___ MATERIAL FOR THIS EXERCISE ___
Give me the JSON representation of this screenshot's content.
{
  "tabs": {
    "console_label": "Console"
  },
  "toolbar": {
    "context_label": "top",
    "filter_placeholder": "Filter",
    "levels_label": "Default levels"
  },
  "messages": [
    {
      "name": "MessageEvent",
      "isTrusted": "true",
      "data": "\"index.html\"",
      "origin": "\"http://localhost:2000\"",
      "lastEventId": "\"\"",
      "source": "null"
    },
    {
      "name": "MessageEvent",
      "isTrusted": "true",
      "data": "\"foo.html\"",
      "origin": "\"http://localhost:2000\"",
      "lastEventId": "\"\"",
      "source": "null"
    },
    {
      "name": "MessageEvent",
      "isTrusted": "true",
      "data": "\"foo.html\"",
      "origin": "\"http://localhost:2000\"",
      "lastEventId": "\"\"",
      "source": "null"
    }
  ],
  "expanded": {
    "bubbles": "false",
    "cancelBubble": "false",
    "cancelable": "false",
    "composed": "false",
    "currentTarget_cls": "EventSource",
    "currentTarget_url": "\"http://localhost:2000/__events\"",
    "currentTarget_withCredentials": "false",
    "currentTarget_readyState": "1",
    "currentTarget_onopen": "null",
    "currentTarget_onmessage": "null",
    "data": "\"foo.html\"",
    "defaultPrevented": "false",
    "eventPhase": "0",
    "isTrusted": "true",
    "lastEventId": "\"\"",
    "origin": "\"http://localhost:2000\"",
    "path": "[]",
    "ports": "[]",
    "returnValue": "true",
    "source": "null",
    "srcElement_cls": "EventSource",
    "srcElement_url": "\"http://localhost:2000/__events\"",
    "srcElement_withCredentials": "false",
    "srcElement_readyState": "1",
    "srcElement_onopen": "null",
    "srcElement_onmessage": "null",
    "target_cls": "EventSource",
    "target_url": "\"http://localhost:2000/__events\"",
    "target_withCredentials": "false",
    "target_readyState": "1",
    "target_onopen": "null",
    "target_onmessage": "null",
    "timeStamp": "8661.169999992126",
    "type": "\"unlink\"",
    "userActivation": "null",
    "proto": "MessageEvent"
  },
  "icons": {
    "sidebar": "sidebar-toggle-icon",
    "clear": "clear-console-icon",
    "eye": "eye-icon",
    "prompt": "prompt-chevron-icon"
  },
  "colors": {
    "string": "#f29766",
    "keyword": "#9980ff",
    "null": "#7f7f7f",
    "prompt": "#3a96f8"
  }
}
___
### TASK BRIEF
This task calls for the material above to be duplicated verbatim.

### EXERCISE OUTPUT
Give me the JSON representation of this screenshot's content.
{
  "tabs": {
    "console_label": "Console"
  },
  "toolbar": {
    "context_label": "top",
    "filter_placeholder": "Filter",
    "levels_label": "Default levels"
  },
  "messages": [
    {
      "name": "MessageEvent",
      "isTrusted": "true",
      "data": "\"index.html\"",
      "origin": "\"http://localhost:2000\"",
      "lastEventId": "\"\"",
      "source": "null"
    },
    {
      "name": "MessageEvent",
      "isTrusted": "true",
      "data": "\"foo.html\"",
      "origin": "\"http://localhost:2000\"",
      "lastEventId": "\"\"",
      "source": "null"
    },
    {
      "name": "MessageEvent",
      "isTrusted": "true",
      "data": "\"foo.html\"",
      "origin": "\"http://localhost:2000\"",
      "lastEventId": "\"\"",
      "source": "null"
    }
  ],
  "expanded": {
    "bubbles": "false",
    "cancelBubble": "false",
    "cancelable": "false",
    "composed": "false",
    "currentTarget_cls": "EventSource",
    "currentTarget_url": "\"http://localhost:2000/__events\"",
    "currentTarget_withCredentials": "false",
    "currentTarget_readyState": "1",
    "currentTarget_onopen": "null",
    "currentTarget_onmessage": "null",
    "data": "\"foo.html\"",
    "defaultPrevented": "false",
    "eventPhase": "0",
    "isTrusted": "true",
    "lastEventId": "\"\"",
    "origin": "\"http://localhost:2000\"",
    "path": "[]",
    "ports": "[]",
    "returnValue": "true",
    "source": "null",
    "srcElement_cls": "EventSource",
    "srcElement_url": "\"http://localhost:2000/__events\"",
    "srcElement_withCredentials": "false",
    "srcElement_readyState": "1",
    "srcElement_onopen": "null",
    "srcElement_onmessage": "null",
    "target_cls": "EventSource",
    "target_url": "\"http://localhost:2000/__events\"",
    "target_withCredentials": "false",
    "target_readyState": "1",
    "target_onopen": "null",
    "target_onmessage": "null",
    "timeStamp": "8661.169999992126",
    "type": "\"unlink\"",
    "userActivation": "null",
    "proto": "MessageEvent"
  },
  "icons": {
    "sidebar": "sidebar-toggle-icon",
    "clear": "clear-console-icon",
    "eye": "eye-icon",
    "prompt": "prompt-chevron-icon"
  },
  "colors": {
    "string": "#f29766",
    "keyword": "#9980ff",
    "null": "#7f7f7f",
    "prompt": "#3a96f8"
  }
}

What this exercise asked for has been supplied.